COLUMBIA — City leaders expressed cautious optimism Tuesday for a revised plan to the proposed Grindstone Trail, but neighborhood opposition remains and multiple options are still under consideration.
Mike Hood, director of Columbia Parks and Recreation, presented a revised route for the Grindstone Trail that would avoid crossing private property by moving the trail several yards toward Grindstone Creek. Homeowners complained that an initial proposal presented in August would cut through their backyards.
Council members said they were more willing to support the trail now that it would avoid private property.
"It appears to me you have re-engineered this and taken it off his (Jim Baker's) property and into the woods," Mayor Bob McDavid said at a work session Tuesday. "It is far less intrusive for the family than before."
The route would still require the city to negotiate with the Bluff Creek Estates Homeowners Association to acquire its land.
"At this point no one is in favor of discussing using our common land for building a trail," said Charley Blackmore, the neighborhood association's president. "It is a trail in the woods that goes nowhere."
First Ward City Councilman Fred Schmidt said at the work session he's concerned less with acquiring common neighborhood land than with using eminent domain on a private lot.
"I'm inclined to think asking for common ground is different than asking for someone's backyard," Schmidt said.

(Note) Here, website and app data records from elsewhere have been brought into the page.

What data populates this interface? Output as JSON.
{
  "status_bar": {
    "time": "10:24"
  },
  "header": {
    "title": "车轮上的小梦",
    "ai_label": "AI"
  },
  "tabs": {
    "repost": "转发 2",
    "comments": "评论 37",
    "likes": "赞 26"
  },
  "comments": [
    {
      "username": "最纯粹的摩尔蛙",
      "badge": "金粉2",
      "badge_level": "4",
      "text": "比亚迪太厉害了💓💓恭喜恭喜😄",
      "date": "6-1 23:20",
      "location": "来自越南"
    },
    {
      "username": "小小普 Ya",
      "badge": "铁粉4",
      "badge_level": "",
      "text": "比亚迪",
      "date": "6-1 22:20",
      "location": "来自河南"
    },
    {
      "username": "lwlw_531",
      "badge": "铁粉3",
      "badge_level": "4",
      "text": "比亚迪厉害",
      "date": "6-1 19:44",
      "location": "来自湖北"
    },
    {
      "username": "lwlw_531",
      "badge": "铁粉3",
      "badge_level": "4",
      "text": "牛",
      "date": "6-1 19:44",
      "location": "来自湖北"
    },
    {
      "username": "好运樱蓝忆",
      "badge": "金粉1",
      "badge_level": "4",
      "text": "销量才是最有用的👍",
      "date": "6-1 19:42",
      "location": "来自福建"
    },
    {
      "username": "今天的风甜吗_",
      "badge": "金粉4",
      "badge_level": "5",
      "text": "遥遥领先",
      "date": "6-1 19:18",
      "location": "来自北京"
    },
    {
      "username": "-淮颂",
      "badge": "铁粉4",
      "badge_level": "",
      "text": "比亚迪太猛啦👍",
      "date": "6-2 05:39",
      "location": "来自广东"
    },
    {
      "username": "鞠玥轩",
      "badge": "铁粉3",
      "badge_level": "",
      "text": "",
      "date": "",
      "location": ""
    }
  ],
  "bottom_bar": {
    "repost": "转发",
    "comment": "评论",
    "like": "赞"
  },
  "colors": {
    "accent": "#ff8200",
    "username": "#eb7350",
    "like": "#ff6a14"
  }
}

Members of the Bluff Creek and East Pointe subdivisions voiced significant opposition to the threat of eminent domain in August.
Mayor Bob McDavid suggested shelving the Grindstone Trail and shifting funds to other trail projects at an October City Council meeting, but that plan was rejected by three of the four citizen advisory commissions that were instructed to review the proposal and offer the council feedback.
During the work session, the council agreed to allow the parks staff to compile a more formal report to present at a future meeting. The council could also decide to build only a portion of the trail, perhaps only connecting the Grindstone Nature Area to the Waters-Moss property. A public hearing will be scheduled before the council makes a final decision.
Wrapping up GetAbout
Columbia Parks and Recreation released a list of projects it hopes to complete with the remaining $3.5 million from the GetAbout Columbia initiative. The five priorities, reduced from nine options, are:
Hinkson Trail: Conley: Concrete trail connecting Conley Road to Highway 63 near the Home Depot, providing a bicycle and pedestrian link across the Highway 63/I-70/Clark Lane intersection; $555,000
Clark Lane Sidewalk East: Sidewalk running along the north side of Clark Lane from Ballenger Lane to Woodland Springs Court; $325,800
County House Trail: West: Trail extending County House Trail from the current terminus at the Stadium/College Park intersection to Rollins Avenue; $445,000
Clark Lane Sidewalk West: Sidewalk running along north side of Clark Lane from Paris Road to Eastwood Drive; $410,325
Shepard-Rollins: East-West: Concrete trail from Old 63 at Shepard Avenue to the east terminus of Rollins Street, crossing Hinkson Creek; $1,740,000
The four projects not included in the revised priorities include a West Boulevard sidewalk, bike lanes on Providence Road and Nifong Boulevard, and a trail connecting the Hominy Trail to the Shepard Boulevard neighborhood.
Supervising editor is Jacob Kirn.